Fifteen former Iraqi officials and military commanders went on trial on Tuesday on charges related to the suppression of a 1991 Shia uprising in which tens of thousands were killed.
It is the third in a series of “regime crimes” trials related to acts carried out during the presidency of Saddam Hussein, the deposed Iraqi leader, and the first to deal with the uprising touched off by Iraq’s defeat in the 1991 Gulf war.
Defendants include Saddam’s cousin Ali Hassan al-Majid, known as “Chemical Ali” for his alleged use of poison gas, who has already been sentenced to death for his involvement in the killing of Kurdish civilians in the 1988 “Anfal” campaign.
Two other defendants in the current trial – Sultan Hashem Ahmed al-Taie, former defence minister, and Hussein Rashid Mohammed, former armed forces deputy director of operations – were also sentenced to death in the Anfal trial.
The court heard on Tuesday from the first of an estimated 90 witnesses: a retired military officer who related how his brother and cousin were killed when Iraqi forces shelled his village near the southern city of Basra after residents stormed the local police station.
However, it is unclear whether the prosecution will be able to prove the bloodshed was on the scale claimed by many Shia. The prosecutor described the incident as one of the “ugliest crimes ever committed against humanity in modern history”.
According to human rights groups, government tanks, artillery and helicopters fired indiscriminately on civilian areas and government troops rounded up and executed fighting-aged men.
Estimates of the death toll vary widely, however. Conservative estimates put the number of victims in the tens of thousands, while Iraqi court officials have said that up to 180,000 died and some Shia groups claim the figure exceeds 300,000.
Many Shia see the oppression as an indictment of the Sunni-dominated military establishment, particularly elite units such as the Republican Guard.
Some Sunni on the other hand see the putting down of the 1991 uprising as a legitimate response to a rebellion which they claim was backed by Iran.
“Iran used its agents to destroy Iraq. I am surprised that words of praise are not used to describe the events of 1991,” said Sabawi Ibrahim, one of the defendants.
Iraqi officials had hoped the trials could advance national reconciliation by demonstrating to those who might look fondly on the deposed regime just how much their compatriots had suffered.
However, many Sunni Arabs in particular appear to see the trials as a form of victors’ justice.

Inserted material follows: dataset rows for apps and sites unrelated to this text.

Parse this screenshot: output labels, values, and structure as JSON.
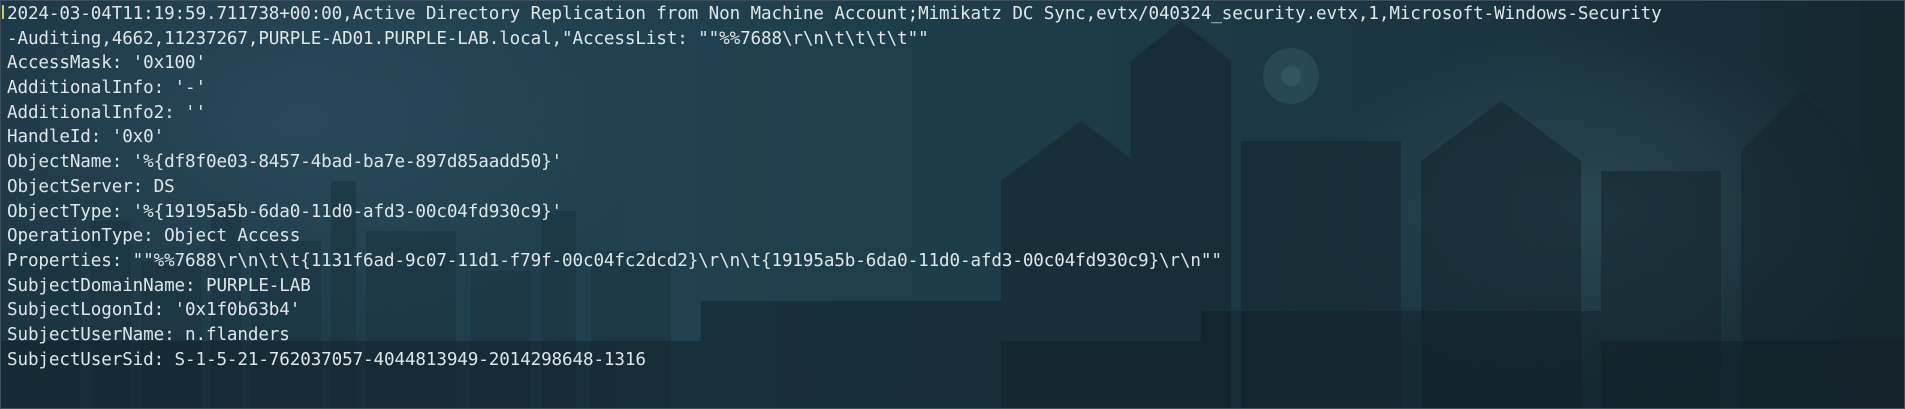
{
  "terminal": {
    "lines": [
      "2024-03-04T11:19:59.711738+00:00,Active Directory Replication from Non Machine Account;Mimikatz DC Sync,evtx/040324_security.evtx,1,Microsoft-Windows-Security",
      "-Auditing,4662,11237267,PURPLE-AD01.PURPLE-LAB.local,\"AccessList: \"\"%%7688\\r\\n\\t\\t\\t\\t\"\"",
      "AccessMask: '0x100'",
      "AdditionalInfo: '-'",
      "AdditionalInfo2: ''",
      "HandleId: '0x0'",
      "ObjectName: '%{df8f0e03-8457-4bad-ba7e-897d85aadd50}'",
      "ObjectServer: DS",
      "ObjectType: '%{19195a5b-6da0-11d0-afd3-00c04fd930c9}'",
      "OperationType: Object Access",
      "Properties: \"\"%%7688\\r\\n\\t\\t{1131f6ad-9c07-11d1-f79f-00c04fc2dcd2}\\r\\n\\t{19195a5b-6da0-11d0-afd3-00c04fd930c9}\\r\\n\"\"",
      "SubjectDomainName: PURPLE-LAB",
      "SubjectLogonId: '0x1f0b63b4'",
      "SubjectUserName: n.flanders",
      "SubjectUserSid: S-1-5-21-762037057-4044813949-2014298648-1316"
    ]
  }
}
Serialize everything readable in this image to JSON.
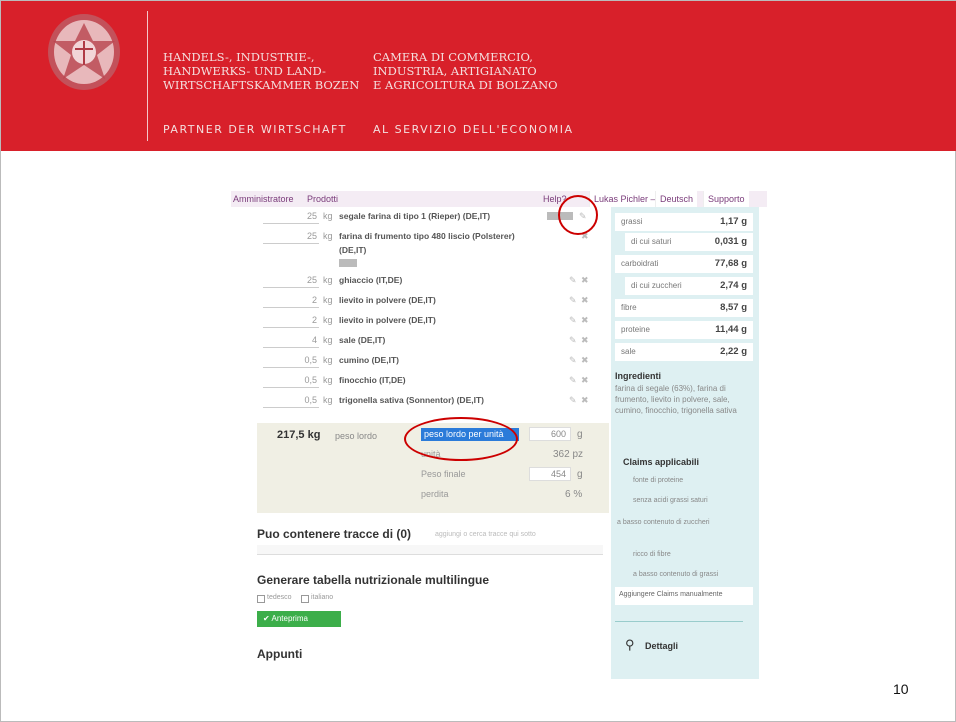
{
  "header": {
    "org_de": "HANDELS-, INDUSTRIE-,\nHANDWERKS- UND LAND-\nWIRTSCHAFTSKAMMER BOZEN",
    "org_it": "CAMERA DI COMMERCIO,\nINDUSTRIA, ARTIGIANATO\nE AGRICOLTURA DI BOLZANO",
    "motto_de": "PARTNER DER WIRTSCHAFT",
    "motto_it": "AL SERVIZIO DELL'ECONOMIA",
    "colors": {
      "band": "#d8202a"
    }
  },
  "app": {
    "nav": {
      "admin": "Amministratore",
      "products": "Prodotti",
      "help": "Help?",
      "user": "Lukas Pichler –",
      "lang": "Deutsch",
      "support": "Supporto"
    },
    "ingredients": [
      {
        "qty": "25",
        "unit": "kg",
        "name": "segale farina di tipo 1 (Rieper) (DE,IT)"
      },
      {
        "qty": "25",
        "unit": "kg",
        "name": "farina di frumento tipo 480 liscio (Polsterer)"
      },
      {
        "qty": "25",
        "unit": "kg",
        "name": "ghiaccio (IT,DE)"
      },
      {
        "qty": "2",
        "unit": "kg",
        "name": "lievito in polvere (DE,IT)"
      },
      {
        "qty": "2",
        "unit": "kg",
        "name": "lievito in polvere (DE,IT)"
      },
      {
        "qty": "4",
        "unit": "kg",
        "name": "sale (DE,IT)"
      },
      {
        "qty": "0,5",
        "unit": "kg",
        "name": "cumino (DE,IT)"
      },
      {
        "qty": "0,5",
        "unit": "kg",
        "name": "finocchio (IT,DE)"
      },
      {
        "qty": "0,5",
        "unit": "kg",
        "name": "trigonella sativa (Sonnentor) (DE,IT)"
      }
    ],
    "ingredient_2_extra": "(DE,IT)",
    "totals": {
      "total_weight": "217,5 kg",
      "gross_label": "peso lordo",
      "per_unit_label": "peso lordo per unità",
      "per_unit_value": "600",
      "per_unit_unit": "g",
      "units_label": "unità",
      "units_value": "362 pz",
      "final_weight_label": "Peso finale",
      "final_weight_value": "454",
      "final_weight_unit": "g",
      "loss_label": "perdita",
      "loss_value": "6 %"
    },
    "traces": {
      "title": "Puo contenere tracce di (0)",
      "hint": "aggiungi o cerca tracce qui sotto"
    },
    "nutrition": {
      "title": "Generare tabella nutrizionale multilingue",
      "lang1": "tedesco",
      "lang2": "italiano",
      "button": "✔ Anteprima"
    },
    "notes_title": "Appunti",
    "sidebar": {
      "nutrients": [
        {
          "k": "grassi",
          "v": "1,17 g"
        },
        {
          "k": "di cui saturi",
          "v": "0,031 g"
        },
        {
          "k": "carboidrati",
          "v": "77,68 g"
        },
        {
          "k": "di cui zuccheri",
          "v": "2,74 g"
        },
        {
          "k": "fibre",
          "v": "8,57 g"
        },
        {
          "k": "proteine",
          "v": "11,44 g"
        },
        {
          "k": "sale",
          "v": "2,22 g"
        }
      ],
      "ingredients_title": "Ingredienti",
      "ingredients_text": "farina di segale (63%), farina di frumento, lievito in polvere, sale, cumino, finocchio, trigonella sativa",
      "claims_title": "Claims applicabili",
      "claims": [
        "fonte di proteine",
        "senza acidi grassi saturi",
        "a basso contenuto di zuccheri",
        "ricco di fibre",
        "a basso contenuto di grassi"
      ],
      "claims_button": "Aggiungere Claims manualmente",
      "details": "Dettagli"
    }
  },
  "page_number": "10"
}
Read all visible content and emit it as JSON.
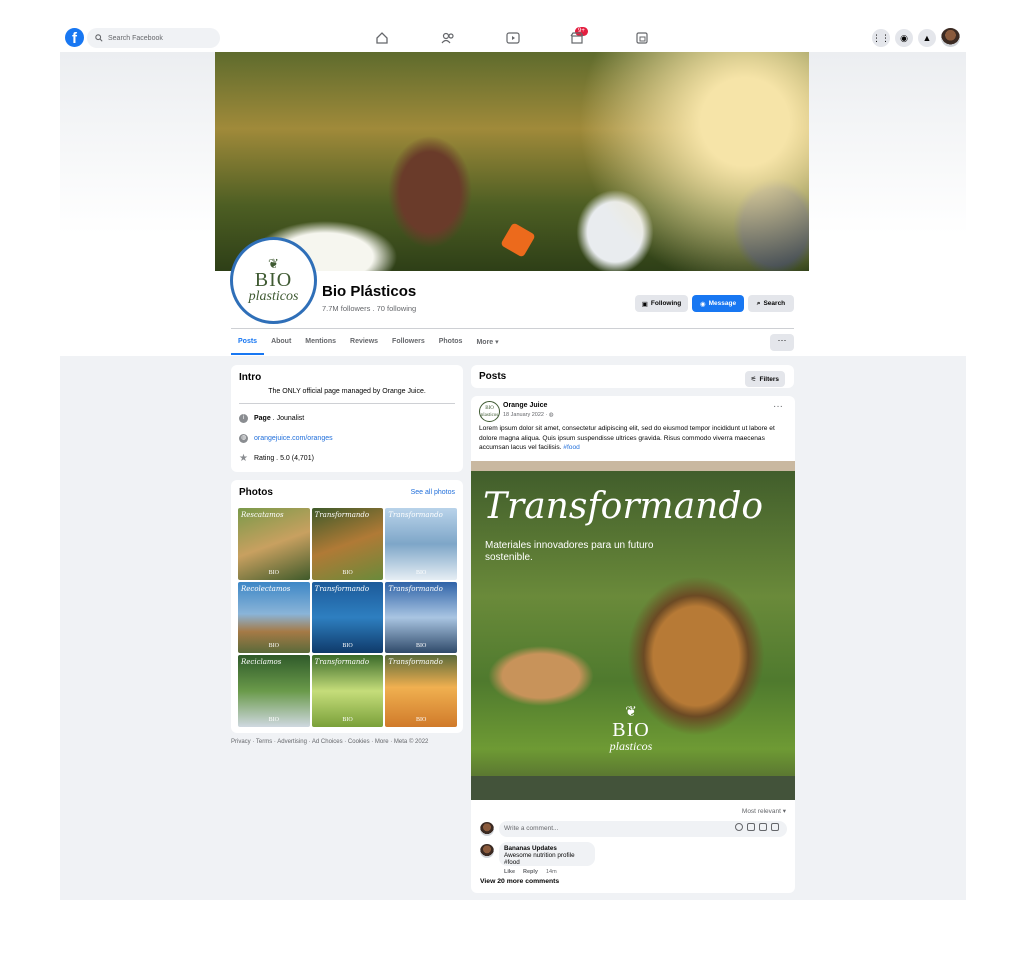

Ryan Crocker, US ambassador to Baghdad, on Tuesday said political progress in Iraq had been “extremely disappointing”, although he added that sectarian violence had declined despite the continuation of “spectacular car bomb attacks”. The remarks are likely to be a preview of what Mr Crocker and General David Petraeus, top commander in Iraq, will say in a report to the US Congress scheduled for mid-September.